On Tuesday’s episode of The View, Whoopi Goldberg shared her thoughts on Dr. Maya Angelou being featured on the U.S. quarter.
“I want to point out that not too long ago, we were expecting to have Harriet Tubman gracing the $20 bill. Remember that?” Goldberg said on Tuesday morning’s show.
“But now it looks like the price has been slashed to a quarter, because now we have Maya Angelou on a quarter.”
Dr. Angelou will be the first Black woman to appear on the 25-cent coin with the American Women Quarters Program, Sis2Sis reported. Though the U.S. Mint began circulating the quarter on Monday, Goldberg believes the legendary poet’s image deserves to be featured on currency greater than 25 cents.

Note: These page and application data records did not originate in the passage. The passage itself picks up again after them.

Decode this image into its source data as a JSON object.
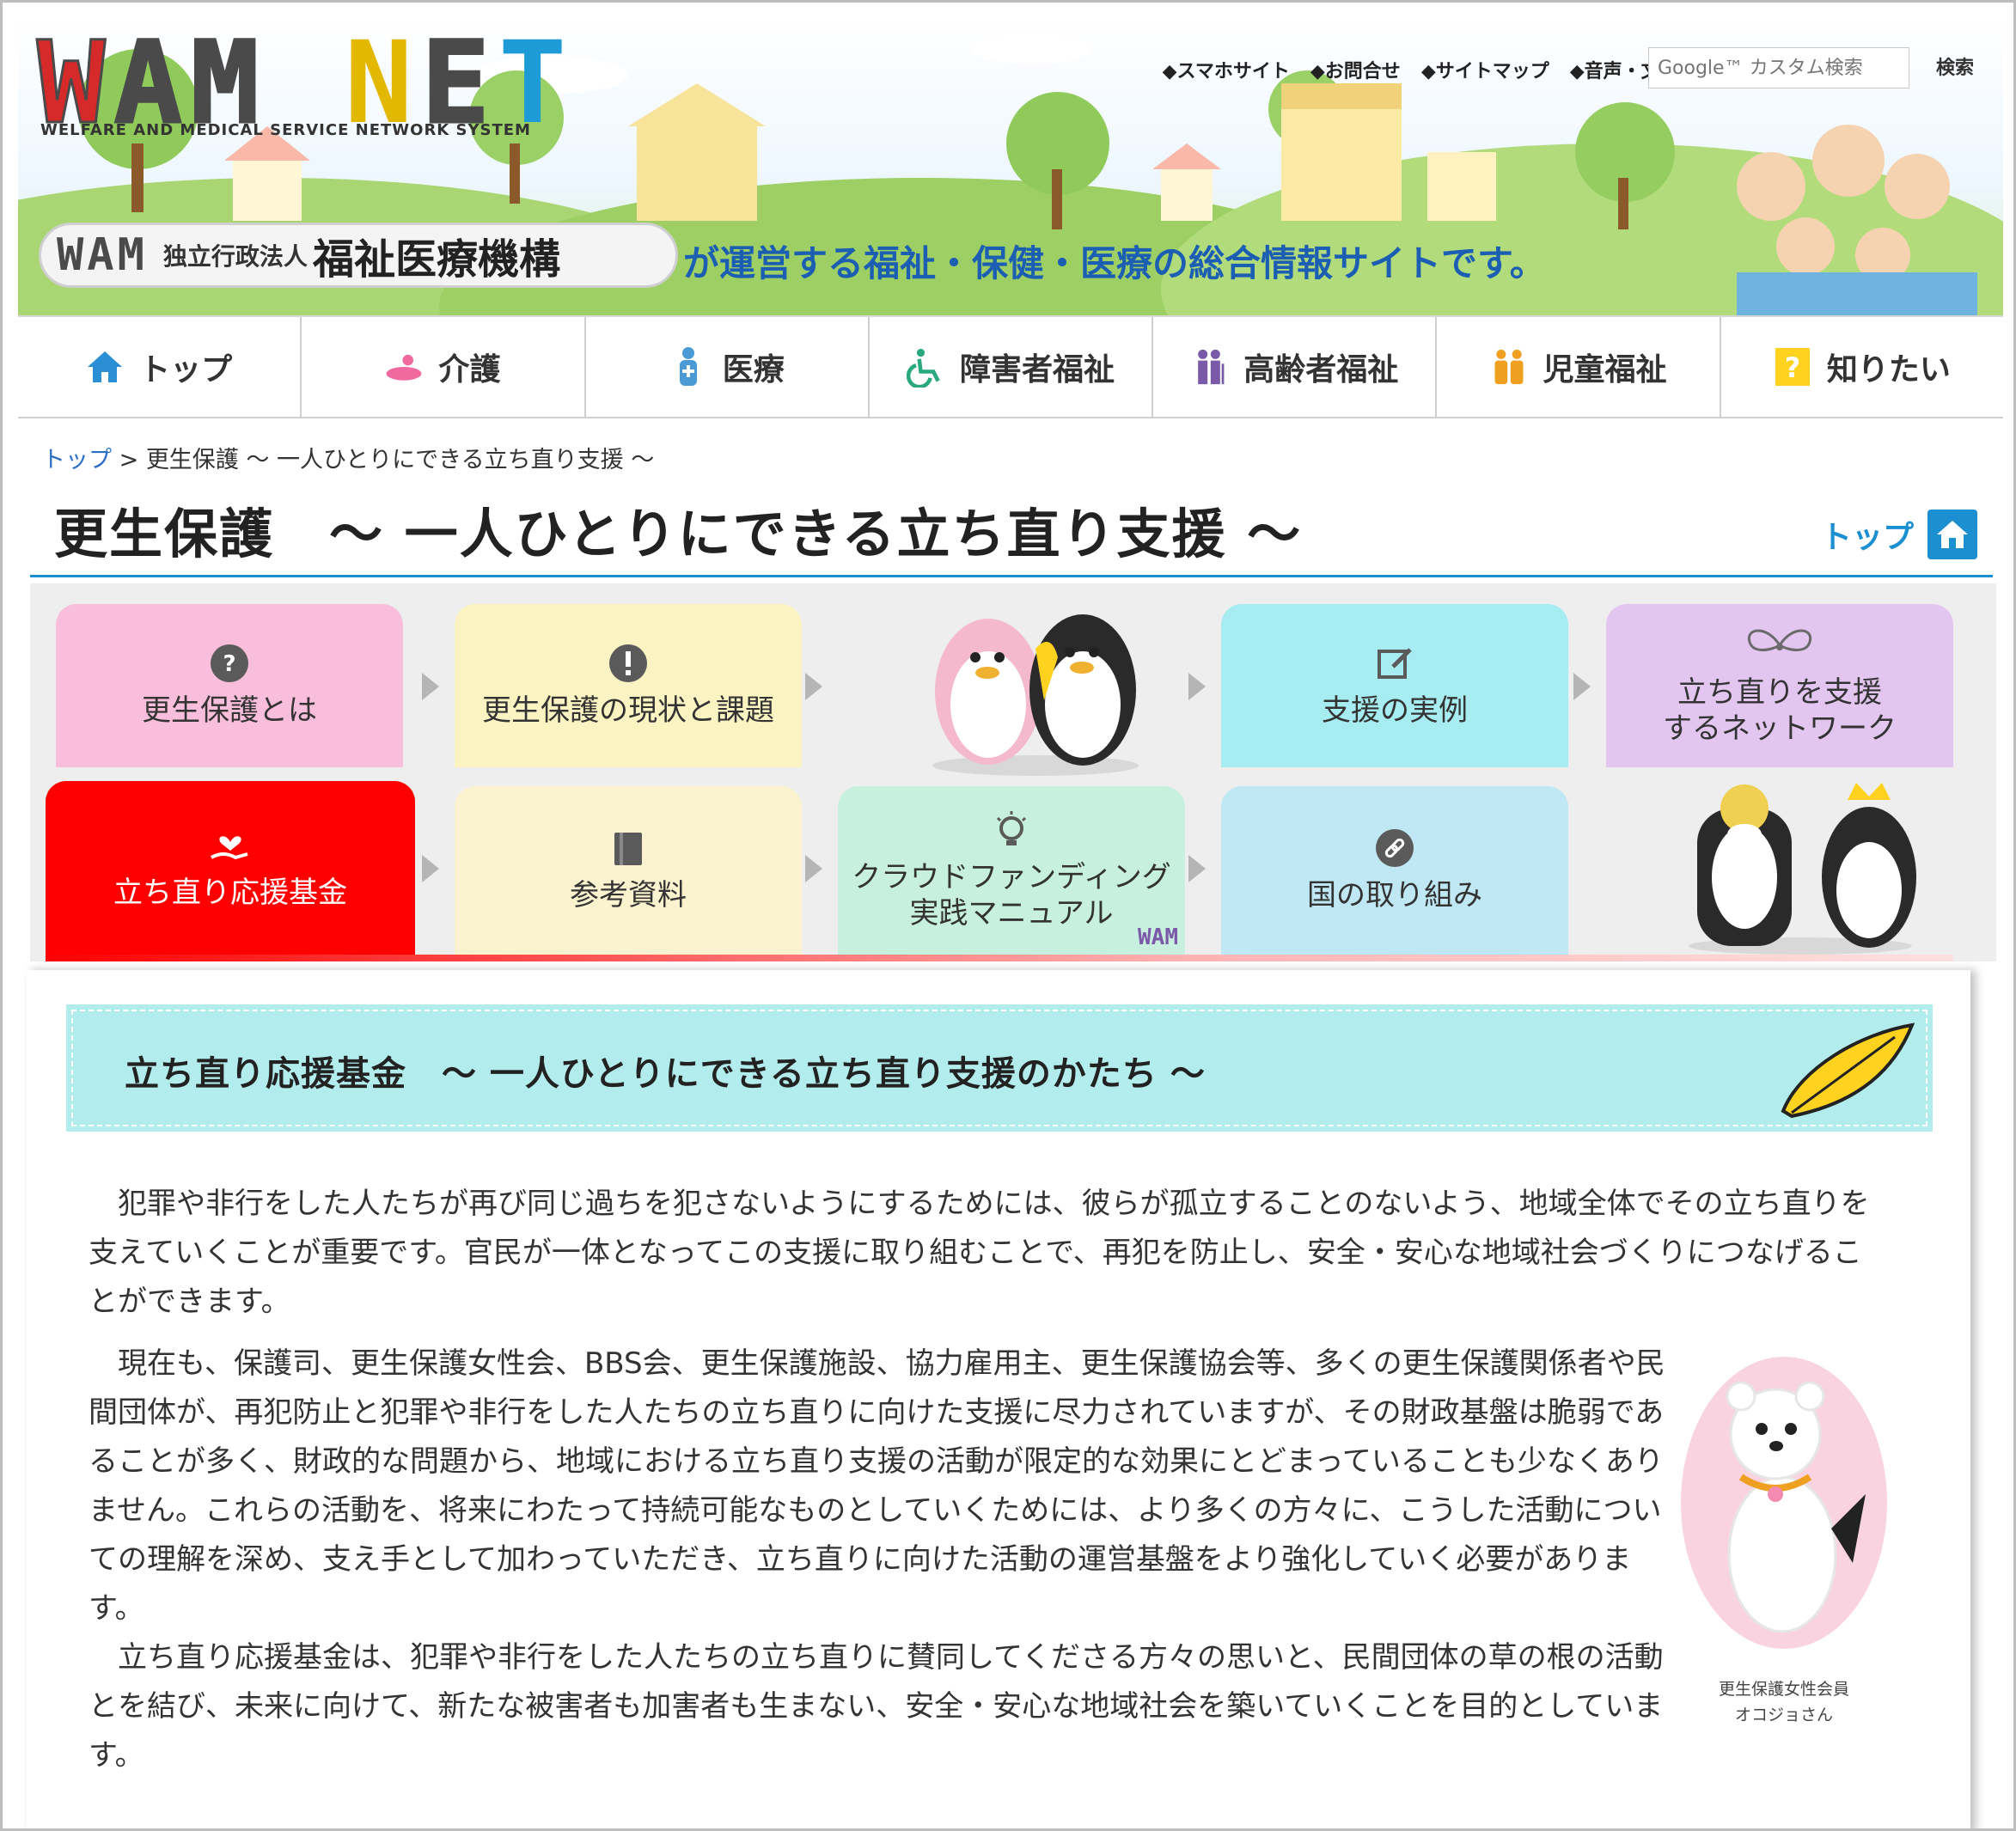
{
  "header": {
    "logo_main_a": "WAM",
    "logo_main_b": "NET",
    "logo_sub": "WELFARE AND MEDICAL SERVICE NETWORK SYSTEM",
    "top_links": [
      "◆スマホサイト",
      "◆お問合せ",
      "◆サイトマップ",
      "◆音声・文字サイズ"
    ],
    "search_placeholder": "Google™ カスタム検索",
    "search_button": "検索",
    "badge_logo": "WAM",
    "badge_org": "独立行政法人",
    "badge_name": "福祉医療機構",
    "tagline": "が運営する福祉・保健・医療の総合情報サイトです。"
  },
  "nav": {
    "items": [
      {
        "label": "トップ",
        "icon": "home-icon"
      },
      {
        "label": "介護",
        "icon": "care-icon"
      },
      {
        "label": "医療",
        "icon": "medical-icon"
      },
      {
        "label": "障害者福祉",
        "icon": "wheelchair-icon"
      },
      {
        "label": "高齢者福祉",
        "icon": "elderly-icon"
      },
      {
        "label": "児童福祉",
        "icon": "children-icon"
      },
      {
        "label": "知りたい",
        "icon": "question-icon"
      }
    ]
  },
  "breadcrumb": {
    "home": "トップ",
    "separator": ">",
    "parent": "更生保護",
    "current": "～ 一人ひとりにできる立ち直り支援 ～"
  },
  "page": {
    "title": "更生保護　～ 一人ひとりにできる立ち直り支援 ～",
    "top_link": "トップ"
  },
  "menu": {
    "row1": [
      "更生保護とは",
      "更生保護の現状と課題",
      "支援の実例",
      "立ち直りを支援するネットワーク"
    ],
    "row1_network_line1": "立ち直りを支援",
    "row1_network_line2": "するネットワーク",
    "row2": [
      "立ち直り応援基金",
      "参考資料",
      "国の取り組み"
    ],
    "crowd_line1": "クラウドファンディング",
    "crowd_line2": "実践マニュアル",
    "crowd_logo": "WAM"
  },
  "colors": {
    "pink": "#f9bedb",
    "yellow": "#fbf4c2",
    "cyan": "#a6ecf0",
    "purple": "#e3c6f0",
    "red": "#ff0000",
    "cream": "#fbf3cf",
    "mint": "#c7f0de",
    "lightblue": "#bfe8f4",
    "accent": "#1c8fd0"
  },
  "content": {
    "banner_title": "立ち直り応援基金　～ 一人ひとりにできる立ち直り支援のかたち ～",
    "p1": "犯罪や非行をした人たちが再び同じ過ちを犯さないようにするためには、彼らが孤立することのないよう、地域全体でその立ち直りを支えていくことが重要です。官民が一体となってこの支援に取り組むことで、再犯を防止し、安全・安心な地域社会づくりにつなげることができます。",
    "p2": "現在も、保護司、更生保護女性会、BBS会、更生保護施設、協力雇用主、更生保護協会等、多くの更生保護関係者や民間団体が、再犯防止と犯罪や非行をした人たちの立ち直りに向けた支援に尽力されていますが、その財政基盤は脆弱であることが多く、財政的な問題から、地域における立ち直り支援の活動が限定的な効果にとどまっていることも少なくありません。これらの活動を、将来にわたって持続可能なものとしていくためには、より多くの方々に、こうした活動についての理解を深め、支え手として加わっていただき、立ち直りに向けた活動の運営基盤をより強化していく必要があります。",
    "p3": "立ち直り応援基金は、犯罪や非行をした人たちの立ち直りに賛同してくださる方々の思いと、民間団体の草の根の活動とを結び、未来に向けて、新たな被害者も加害者も生まない、安全・安心な地域社会を築いていくことを目的としています。",
    "character_caption_1": "更生保護女性会員",
    "character_caption_2": "オコジョさん"
  }
}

Tubman died in 1913 and was known as an abolitionist and activist who utilized the Underground Railroad to help others attain freedom in the north and southern plantations. While maintaining her roles as a scout, spy, guerrilla soldier, and nurse in the Civil War, she was the first African American woman to serve in the U.S. military, according to the National Women’s History Museum.
In 2016, the U.S. Treasury Department decided to replace Andrew Jackson for Tubman to appear on the bill. The federal agency turned to the American public and asked who they would want to see honored on the currency, ABC News reported.

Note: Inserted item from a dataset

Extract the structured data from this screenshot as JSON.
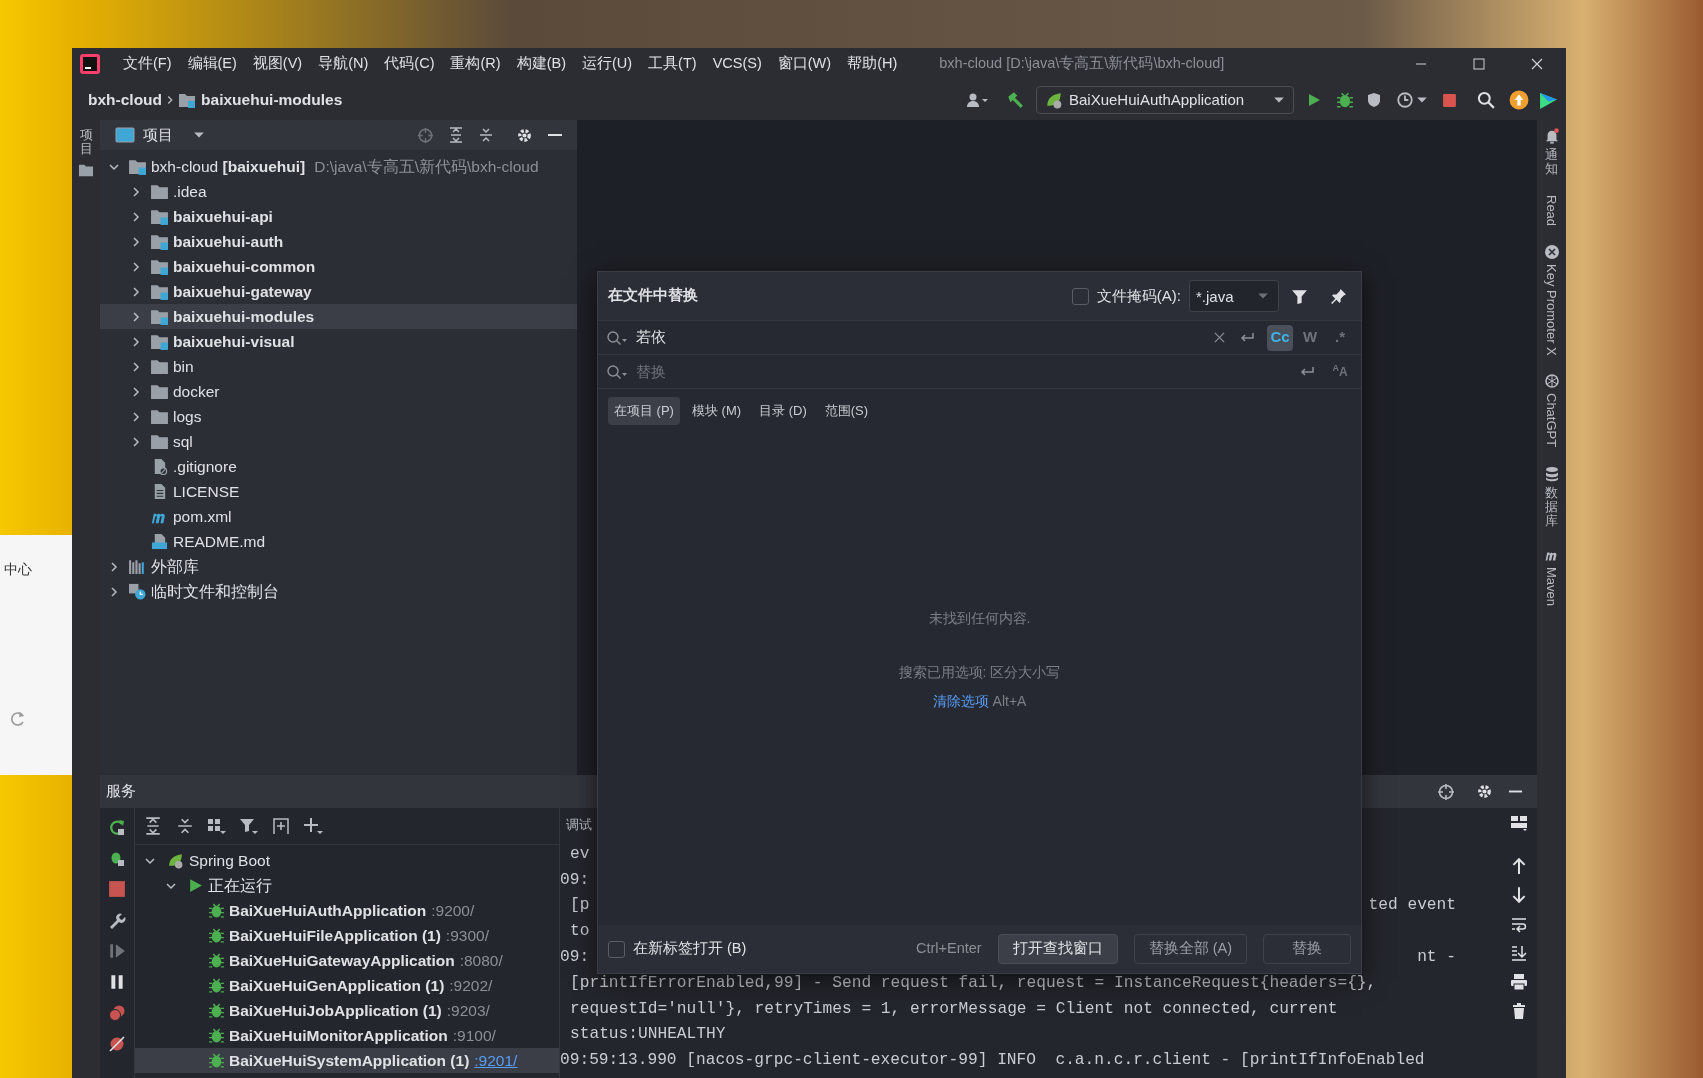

Former President Donald Trump disagreed with the decision and suggested the abolitionist should be honored on the less frequently used and circulated $2 bill.
Meanwhile, the new Angelou quarter was designed by Emily Damstra, an artistic designer for the U.S. Mint Infusion Program, and sculpted by Craig A Campbell, a medallic artist for the U.S. Mint. The coin depicts Angelou posing with her arms outstretched and uplifted; behind her are a bird in flight and a rising sun. The images symbolize how she lived her life and was inspired by her poetry, the Mint said.
“It is my honor to present our Nation’s first circulating coins dedicated to celebrating American women and their contributions to American history,” said Mint Deputy Director Ventris C. Gibson in a statement. “Each 2022 quarter is designed to reflect the breadth and depth of accomplishments being celebrated throughout this historic coin program. Maya Angelou, featured on the reverse of this first coin in the series, used words to inspire and uplift.”
The Mint plans to pay homage to other pioneering American women, including the first American woman to go to space, Sally Ride, Native American activist Wilma Mankiller, New Mexico voting rights leader Nina Otero-Warren and Chinese American film legend Anna May Wong.
“Maya Angelou’s writing and activism inspired countless Americans and her legacy helped fuel greater fairness and understanding across our nation,” said Senator Catherine Cortez Masto (D-NV), Senate sponsor of the redesigned bill.
“She is exactly the type of leader I had in mind when Senator (Deb) Fischer (R-NE), Representative (Barbara) Lee (D-Calif), and I wrote our bipartisan legislation to create a series of quarters honoring the contributions of American women. This coin will ensure generations of Americans learn about Maya Angelou’s books and poetry that spoke to the lived experience of Black women.”
Angelou died in her North Carolina home in 2014 at the age of 86.